As more arts programs disappear from academic curricula, the Manton Avenue Project (MAP) is fighting back to educate and inspire Olneyville area students. Some 200 local theater professionals from the Gamm, Trinity, the Wilbury Group, and other companies that might ordinarily vie for theatrical greatness, have combined their talents and volunteered their time to mentor kids in the ways of theater.
MAP encourages grade-school children from the Olneyville area to write their own plays. The young playwrights are paired with adult actors and directors in the company, and from there, they put on spectacularly creative productions. “One of our 4th grade playwrights wrote about an ax whose job is it annoy lumberjacks so that they won’t cut down trees. The ax ends up being tossed into outer space by an irritated lumberjack and meets an alien starfish on a comet,” explains MAP artistic director Meg Sullivan. Now that’s good theater.
It must be emphasized that MAP actually puts on shows. It’s not just some study group. In collaboration with William D’Abate Elementary, MAP guides kids through the entire creative process, from written inception to staged fruition. Audiences end up with an oddly unique opportunity to see a part of the world through the lens of an elementary school student’s experiences.
The point of all this? Fostering creativity and instilling confidence. “Letting kids be creative is the single most important role we can play in their education and development as human beings,” Sullivan says. “Creative practice enables important problem-solving and critical-thinking skills, as well as encourages empathy and the ability to see multiple perspectives … we are doing what we can to bring the arts into under-resourced kids’ lives so that they can unleash their creative voices.” That’s commendable. No, that’s perfect. That’s a notion more beautiful than any professional theater can stage.

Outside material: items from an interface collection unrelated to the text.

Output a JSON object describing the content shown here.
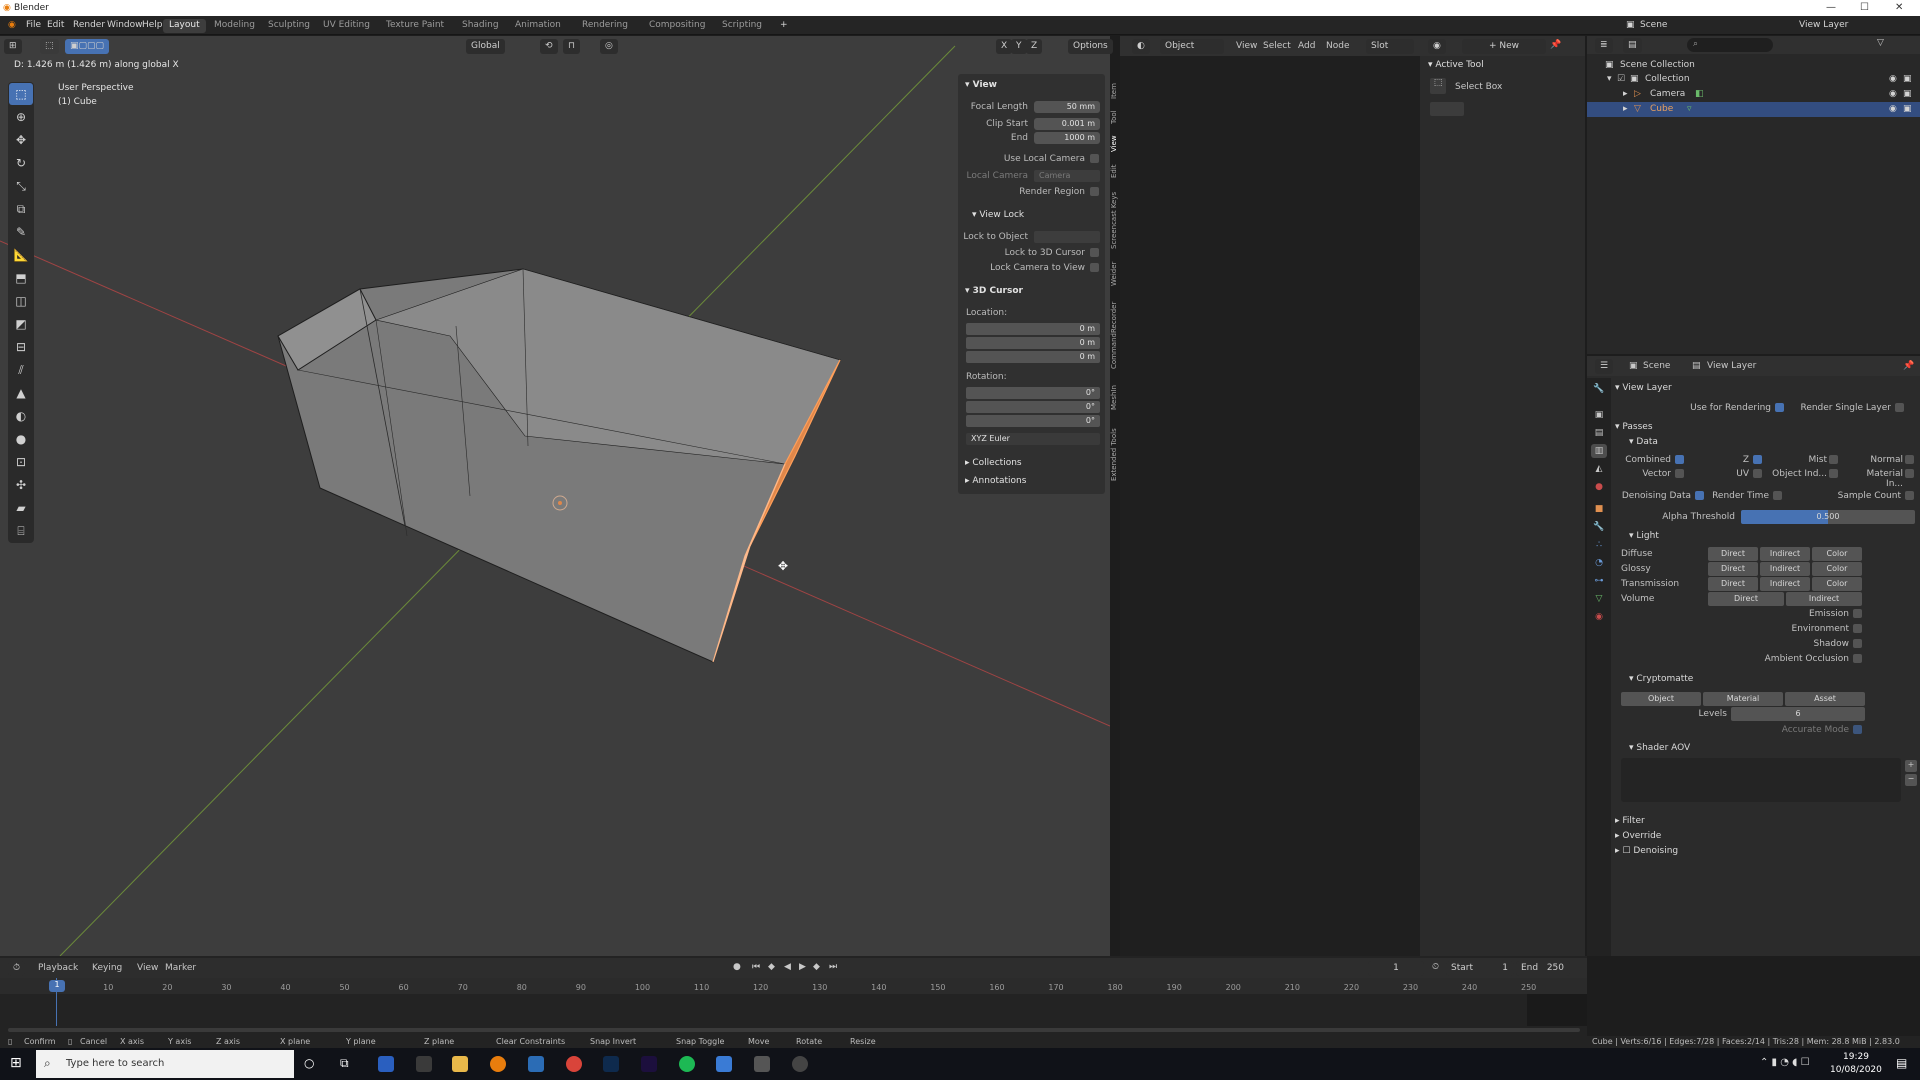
{
  "window": {
    "title": "Blender",
    "minimize": "—",
    "maximize": "☐",
    "close": "✕"
  },
  "menus": [
    "File",
    "Edit",
    "Render",
    "Window",
    "Help"
  ],
  "workspaces": [
    "Layout",
    "Modeling",
    "Sculpting",
    "UV Editing",
    "Texture Paint",
    "Shading",
    "Animation",
    "Rendering",
    "Compositing",
    "Scripting"
  ],
  "active_workspace": "Layout",
  "topright": {
    "scene_label": "Scene",
    "viewlayer_label": "View Layer"
  },
  "viewport": {
    "header_info": "D: 1.426 m (1.426 m) along global X",
    "perspective": "User Perspective",
    "object": "(1) Cube",
    "orientation": "Global",
    "options": "Options",
    "axes": [
      "X",
      "Y",
      "Z"
    ]
  },
  "npanel": {
    "view_title": "View",
    "focal_length_label": "Focal Length",
    "focal_length": "50 mm",
    "clip_start_label": "Clip Start",
    "clip_start": "0.001 m",
    "clip_end_label": "End",
    "clip_end": "1000 m",
    "use_local_camera": "Use Local Camera",
    "local_camera": "Local Camera",
    "camera_placeholder": "Camera",
    "render_region": "Render Region",
    "view_lock_title": "View Lock",
    "lock_to_object": "Lock to Object",
    "lock_to_cursor": "Lock to 3D Cursor",
    "lock_camera_to_view": "Lock Camera to View",
    "cursor_title": "3D Cursor",
    "location_label": "Location:",
    "loc_x": "0 m",
    "loc_y": "0 m",
    "loc_z": "0 m",
    "rotation_label": "Rotation:",
    "rot_x": "0°",
    "rot_y": "0°",
    "rot_z": "0°",
    "rotation_mode": "XYZ Euler",
    "collections": "Collections",
    "annotations": "Annotations",
    "side_tabs": [
      "Item",
      "Tool",
      "View",
      "Edit",
      "Screencast Keys",
      "Weider",
      "CommandRecorder",
      "MeshIn",
      "Extended Tools"
    ]
  },
  "node_editor": {
    "mode": "Object",
    "menus": [
      "View",
      "Select",
      "Add",
      "Node"
    ],
    "slot": "Slot",
    "new_btn": "New"
  },
  "active_tool": {
    "title": "Active Tool",
    "tool": "Select Box"
  },
  "outliner": {
    "root": "Scene Collection",
    "items": [
      {
        "name": "Collection",
        "depth": 1
      },
      {
        "name": "Camera",
        "depth": 2
      },
      {
        "name": "Cube",
        "depth": 2,
        "selected": true
      }
    ]
  },
  "properties": {
    "scene": "Scene",
    "view_layer": "View Layer",
    "section_view_layer": "View Layer",
    "use_for_rendering": "Use for Rendering",
    "render_single_layer": "Render Single Layer",
    "passes": "Passes",
    "data": "Data",
    "combined": "Combined",
    "z": "Z",
    "mist": "Mist",
    "normal": "Normal",
    "vector": "Vector",
    "uv": "UV",
    "object_index": "Object Ind...",
    "material_index": "Material In...",
    "denoising_data": "Denoising Data",
    "render_time": "Render Time",
    "sample_count": "Sample Count",
    "alpha_threshold_label": "Alpha Threshold",
    "alpha_threshold": "0.500",
    "light": "Light",
    "light_rows": [
      {
        "label": "Diffuse",
        "btns": [
          "Direct",
          "Indirect",
          "Color"
        ]
      },
      {
        "label": "Glossy",
        "btns": [
          "Direct",
          "Indirect",
          "Color"
        ]
      },
      {
        "label": "Transmission",
        "btns": [
          "Direct",
          "Indirect",
          "Color"
        ]
      },
      {
        "label": "Volume",
        "btns": [
          "Direct",
          "Indirect"
        ]
      }
    ],
    "emission": "Emission",
    "environment": "Environment",
    "shadow": "Shadow",
    "ambient_occlusion": "Ambient Occlusion",
    "cryptomatte": "Cryptomatte",
    "crypto_btns": [
      "Object",
      "Material",
      "Asset"
    ],
    "levels_label": "Levels",
    "levels": "6",
    "accurate_mode": "Accurate Mode",
    "shader_aov": "Shader AOV",
    "filter": "Filter",
    "override": "Override",
    "denoising": "Denoising"
  },
  "timeline": {
    "menus": [
      "Playback",
      "Keying",
      "View",
      "Marker"
    ],
    "current_frame": "1",
    "start_label": "Start",
    "start": "1",
    "end_label": "End",
    "end": "250",
    "ticks": [
      "1",
      "10",
      "20",
      "30",
      "40",
      "50",
      "60",
      "70",
      "80",
      "90",
      "100",
      "110",
      "120",
      "130",
      "140",
      "150",
      "160",
      "170",
      "180",
      "190",
      "200",
      "210",
      "220",
      "230",
      "240",
      "250"
    ]
  },
  "statusbar": {
    "hints": [
      "Confirm",
      "Cancel",
      "X axis",
      "Y axis",
      "Z axis",
      "X plane",
      "Y plane",
      "Z plane",
      "Clear Constraints",
      "Snap Invert",
      "Snap Toggle",
      "Move",
      "Rotate",
      "Resize"
    ],
    "stats": "Cube | Verts:6/16 | Edges:7/28 | Faces:2/14 | Tris:28 | Mem: 28.8 MiB | 2.83.0"
  },
  "taskbar": {
    "search_placeholder": "Type here to search",
    "time": "19:29",
    "date": "10/08/2020"
  },
  "colors": {
    "accent": "#4772b3",
    "selection_orange": "#e0874a",
    "viewport_bg": "#3d3d3d"
  }
}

The most charming aspect of MAP is the unconventional, ultra-imaginative stories the kids come up with. In a way, witnessing adult actors at the beck of grade schoolers is so anti-theater that it actually elevates the art form. Like punk rock. Like guerilla theater. In the muck of formulaic nonsense and inflated self-importance that comes with play writing, the Manton Avenue Project is letting kids riff, letting them jam using theater.
The future is bright for the Manton Avenue Project. Rehearsals used to be held all over Providence, with space provided from the courtesy of William D’Abate Elementary. But now MAP has its own clubhouse. As part of the Olney Village initiative, the Olneyville Housing Corporation donated a facility on Putnam Street, complete with furniture donated by Citizen’s Bank and computers from WGBH. The clubhouse will serve as an after-school haven, rehearsal space, and all around home base for this ambitious group of theater do-gooders.
In February, Manton Avenue will stage Be MAP’s Valentine. The show will include a full-length play, collaboratively written by the MAP kids on the subject of love and showing concern for others. On top of that, the kids will perform their own sonnets.
Be MAP’s Valentine runs Feb. 15-17: Fri. at 7 pm, Sat. at 7 pm, Sun. at 3 pm, at the Met school in the Media and Arts Center, 325 Public St. in Providence.